The U.S. Postal Service announced Wednesday that it will end Saturday home mail service for first-class mail, a move that is expected to save the financially strapped agency $2 billion. The decision to cut Saturday service is set to take effect Aug. 5. No first-class mail means letters, magazines, advertising mail, catalogs, newspapers and Netflix DVDs will not be delivered on Saturdays, regional Postal Service spokesman Ernie Swanson said. Parcels will be delivered on Saturdays, and those who have a post office box will still get their mail, he said. “We are simply not in a financial position where we can maintain six days of mail delivery,” Postmaster General and Chief Executive Patrick Donahoe said. “The ease of online bill payments has led to the decline of first-class mail volume since 2008, a major blow to the institution.” In the past fiscal year, the Postal Service has seen a financial loss of $15.9 billion.
… The decision to end Saturday home mail service doesn’t necessarily mean layoffs or other wholesale changes, Swanson said. The Postal Service has been operating very lean in recent years, he said, not hiring and providing incentives to employees to retire or take early retirement. Since 2006, the agency has reduced its workforce by 193,000, Swanson said.

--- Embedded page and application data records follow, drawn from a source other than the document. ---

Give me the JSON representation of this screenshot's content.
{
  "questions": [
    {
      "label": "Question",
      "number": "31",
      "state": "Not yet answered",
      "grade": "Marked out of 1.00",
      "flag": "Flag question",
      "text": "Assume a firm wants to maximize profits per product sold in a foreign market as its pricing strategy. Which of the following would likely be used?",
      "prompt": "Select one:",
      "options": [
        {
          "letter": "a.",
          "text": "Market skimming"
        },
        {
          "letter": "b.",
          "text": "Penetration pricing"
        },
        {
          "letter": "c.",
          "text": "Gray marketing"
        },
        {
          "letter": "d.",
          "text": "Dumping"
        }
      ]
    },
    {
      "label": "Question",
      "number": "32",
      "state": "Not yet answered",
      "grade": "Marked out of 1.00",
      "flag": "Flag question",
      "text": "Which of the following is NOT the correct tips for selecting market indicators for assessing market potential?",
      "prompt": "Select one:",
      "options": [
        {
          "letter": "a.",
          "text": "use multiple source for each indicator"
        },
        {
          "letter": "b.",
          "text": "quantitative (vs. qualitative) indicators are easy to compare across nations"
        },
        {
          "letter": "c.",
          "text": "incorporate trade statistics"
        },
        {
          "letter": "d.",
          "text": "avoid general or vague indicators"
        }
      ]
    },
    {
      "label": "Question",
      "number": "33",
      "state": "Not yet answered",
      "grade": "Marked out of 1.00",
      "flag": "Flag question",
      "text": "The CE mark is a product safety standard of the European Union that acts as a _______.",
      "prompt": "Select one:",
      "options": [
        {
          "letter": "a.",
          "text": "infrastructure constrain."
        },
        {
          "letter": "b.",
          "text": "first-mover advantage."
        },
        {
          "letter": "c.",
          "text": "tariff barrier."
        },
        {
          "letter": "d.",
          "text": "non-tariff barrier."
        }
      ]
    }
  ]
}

If a job is eliminated as a result of Wednesday’s announcement, that employee might be able to work at another Postal Service location, he said. “We’re trying to handle the change through attrition, and not have to lay anybody off,” Swanson said.
However, Richard Gallegos, vice president of the Fresno Area American Postal Workers Union in California, estimates 30,000 to 40,000 carriers will lose their jobs because of the cut.
Meanwhile, the end of Saturday home mail service takes effect the same week as Washington state’s August primary. The primary is Aug. 6.